With only a few days left in the session, the pressure is on over education. The battlelines are pretty clear, the state legislature has been ordered by the supreme court to fund education. In their McCleary decision, the Supreme Court laid out specifically what had to be funded and that shifting the burden onto local municipalities was unfair.
Some legislators, such as Reps. Vincent Buys and Jason Overstreet, objected that the Supreme Court telling them exactly what to fund was “a constitutional crisis” and the justices are “violating the very Constitution every member of the court has sworn, by oath, to uphold. It is a crisis in which you will not prevail.” Tough talk, but will they back it up with action?
I spoke with Sen. Kevin Ranker about whether we will see legislators hauled away in handcuffs after this session. “Maybe not handcuffs, but if the Republicans don’t step up to their responsibility and fund our schools, then I could see a conflict happening. Look, if we can’t figure out how to fund education in this state, we deserve what is coming to us.”
The education proposal from the Senate Democrats involves closing tax giveaways to the oil and coal industry which should generate around $138 million, specifically for school supplies and cost of living increases for teachers. Ranker describes the budget as “a very thoughtful budget, but obviously it does not go far enough. Not nearly far enough.”
Ranker also pointed out that the big bill will be in the next session. “Next year, we will need to invest two billion into education in our state to meet the needs of our children, and unless we get realistic with ourselves and have a bold, new conversation about revenue. Unless that happens, we will be failing our next generation.
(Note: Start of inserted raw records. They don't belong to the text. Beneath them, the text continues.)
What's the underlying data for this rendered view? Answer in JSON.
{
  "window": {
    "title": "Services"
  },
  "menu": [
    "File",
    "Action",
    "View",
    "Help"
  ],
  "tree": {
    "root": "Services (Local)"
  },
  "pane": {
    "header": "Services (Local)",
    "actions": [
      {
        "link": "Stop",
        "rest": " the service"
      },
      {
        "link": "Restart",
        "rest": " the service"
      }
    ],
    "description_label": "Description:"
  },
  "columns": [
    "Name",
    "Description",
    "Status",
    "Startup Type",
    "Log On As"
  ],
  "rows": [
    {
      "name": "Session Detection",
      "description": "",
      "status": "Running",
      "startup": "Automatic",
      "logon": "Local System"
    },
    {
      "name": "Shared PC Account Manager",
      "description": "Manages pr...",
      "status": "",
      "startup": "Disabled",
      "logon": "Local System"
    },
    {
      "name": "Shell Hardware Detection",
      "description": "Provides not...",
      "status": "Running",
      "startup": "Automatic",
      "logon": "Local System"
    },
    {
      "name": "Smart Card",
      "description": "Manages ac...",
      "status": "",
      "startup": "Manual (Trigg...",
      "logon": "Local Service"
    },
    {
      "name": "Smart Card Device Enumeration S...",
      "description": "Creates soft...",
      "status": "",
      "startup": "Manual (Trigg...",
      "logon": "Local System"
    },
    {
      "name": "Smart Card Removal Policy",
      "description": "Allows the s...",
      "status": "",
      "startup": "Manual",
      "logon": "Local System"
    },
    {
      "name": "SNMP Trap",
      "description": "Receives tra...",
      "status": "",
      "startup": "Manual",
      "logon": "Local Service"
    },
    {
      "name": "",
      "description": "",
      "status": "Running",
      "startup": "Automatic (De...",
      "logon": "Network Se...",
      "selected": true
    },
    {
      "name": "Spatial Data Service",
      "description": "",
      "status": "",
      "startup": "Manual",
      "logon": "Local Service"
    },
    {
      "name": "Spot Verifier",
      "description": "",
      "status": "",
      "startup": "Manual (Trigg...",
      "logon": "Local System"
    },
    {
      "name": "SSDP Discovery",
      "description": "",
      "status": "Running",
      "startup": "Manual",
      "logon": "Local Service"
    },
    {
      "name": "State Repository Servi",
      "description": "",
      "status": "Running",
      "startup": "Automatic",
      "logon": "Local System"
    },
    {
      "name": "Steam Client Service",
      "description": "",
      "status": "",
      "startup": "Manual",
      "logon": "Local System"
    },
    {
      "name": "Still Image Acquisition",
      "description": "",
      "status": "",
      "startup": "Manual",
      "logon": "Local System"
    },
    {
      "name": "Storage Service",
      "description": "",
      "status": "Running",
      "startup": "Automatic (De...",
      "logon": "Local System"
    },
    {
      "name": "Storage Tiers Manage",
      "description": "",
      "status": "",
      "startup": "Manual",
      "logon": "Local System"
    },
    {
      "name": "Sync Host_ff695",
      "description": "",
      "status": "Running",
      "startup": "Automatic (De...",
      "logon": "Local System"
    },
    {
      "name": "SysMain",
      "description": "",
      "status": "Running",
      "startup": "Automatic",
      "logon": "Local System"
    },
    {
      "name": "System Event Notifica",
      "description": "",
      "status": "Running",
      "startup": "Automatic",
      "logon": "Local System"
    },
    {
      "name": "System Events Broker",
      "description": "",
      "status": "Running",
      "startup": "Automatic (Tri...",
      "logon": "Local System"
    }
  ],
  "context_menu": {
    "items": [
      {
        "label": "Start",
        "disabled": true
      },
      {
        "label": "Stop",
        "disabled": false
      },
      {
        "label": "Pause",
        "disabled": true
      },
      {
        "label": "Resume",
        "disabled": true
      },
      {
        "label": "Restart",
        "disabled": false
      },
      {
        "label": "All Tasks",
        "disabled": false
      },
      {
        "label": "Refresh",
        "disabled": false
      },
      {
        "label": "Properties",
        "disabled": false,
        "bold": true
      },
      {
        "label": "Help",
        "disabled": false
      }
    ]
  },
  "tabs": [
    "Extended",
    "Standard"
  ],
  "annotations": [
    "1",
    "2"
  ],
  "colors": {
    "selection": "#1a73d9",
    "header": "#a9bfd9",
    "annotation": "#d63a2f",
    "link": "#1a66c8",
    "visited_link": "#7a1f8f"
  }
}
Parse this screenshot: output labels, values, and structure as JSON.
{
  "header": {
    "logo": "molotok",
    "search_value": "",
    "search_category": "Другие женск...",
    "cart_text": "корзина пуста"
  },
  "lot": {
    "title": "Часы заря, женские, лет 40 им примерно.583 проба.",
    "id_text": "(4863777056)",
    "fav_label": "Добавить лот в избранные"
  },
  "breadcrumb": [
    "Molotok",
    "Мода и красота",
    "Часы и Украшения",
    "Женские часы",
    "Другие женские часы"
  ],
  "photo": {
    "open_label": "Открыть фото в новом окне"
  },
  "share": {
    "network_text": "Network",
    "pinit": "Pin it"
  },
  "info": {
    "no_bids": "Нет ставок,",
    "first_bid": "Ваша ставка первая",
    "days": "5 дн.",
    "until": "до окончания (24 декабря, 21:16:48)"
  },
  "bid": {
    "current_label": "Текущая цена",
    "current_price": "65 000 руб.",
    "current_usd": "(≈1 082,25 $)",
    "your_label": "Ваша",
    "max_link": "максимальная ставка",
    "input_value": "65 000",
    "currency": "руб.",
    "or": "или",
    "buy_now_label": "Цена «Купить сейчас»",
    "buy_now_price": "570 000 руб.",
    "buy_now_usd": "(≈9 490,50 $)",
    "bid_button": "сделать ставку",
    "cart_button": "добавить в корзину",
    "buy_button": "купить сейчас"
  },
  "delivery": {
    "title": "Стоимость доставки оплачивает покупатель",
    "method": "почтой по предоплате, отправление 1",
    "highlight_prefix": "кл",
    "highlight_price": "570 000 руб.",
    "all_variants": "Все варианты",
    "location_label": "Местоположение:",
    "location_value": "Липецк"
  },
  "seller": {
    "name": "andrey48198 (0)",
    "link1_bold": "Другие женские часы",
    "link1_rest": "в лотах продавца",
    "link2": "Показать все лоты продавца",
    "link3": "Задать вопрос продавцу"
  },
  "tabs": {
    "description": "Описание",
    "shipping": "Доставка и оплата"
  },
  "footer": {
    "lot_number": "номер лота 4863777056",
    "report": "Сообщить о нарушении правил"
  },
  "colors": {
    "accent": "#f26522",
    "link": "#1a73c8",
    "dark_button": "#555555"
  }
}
It is either that or we wipe out every social program, every mental health program in the state because that’s what it would take.”
As the final day of session approaches (March 13th), we will see in the next week how the legislature deals with this growing crisis.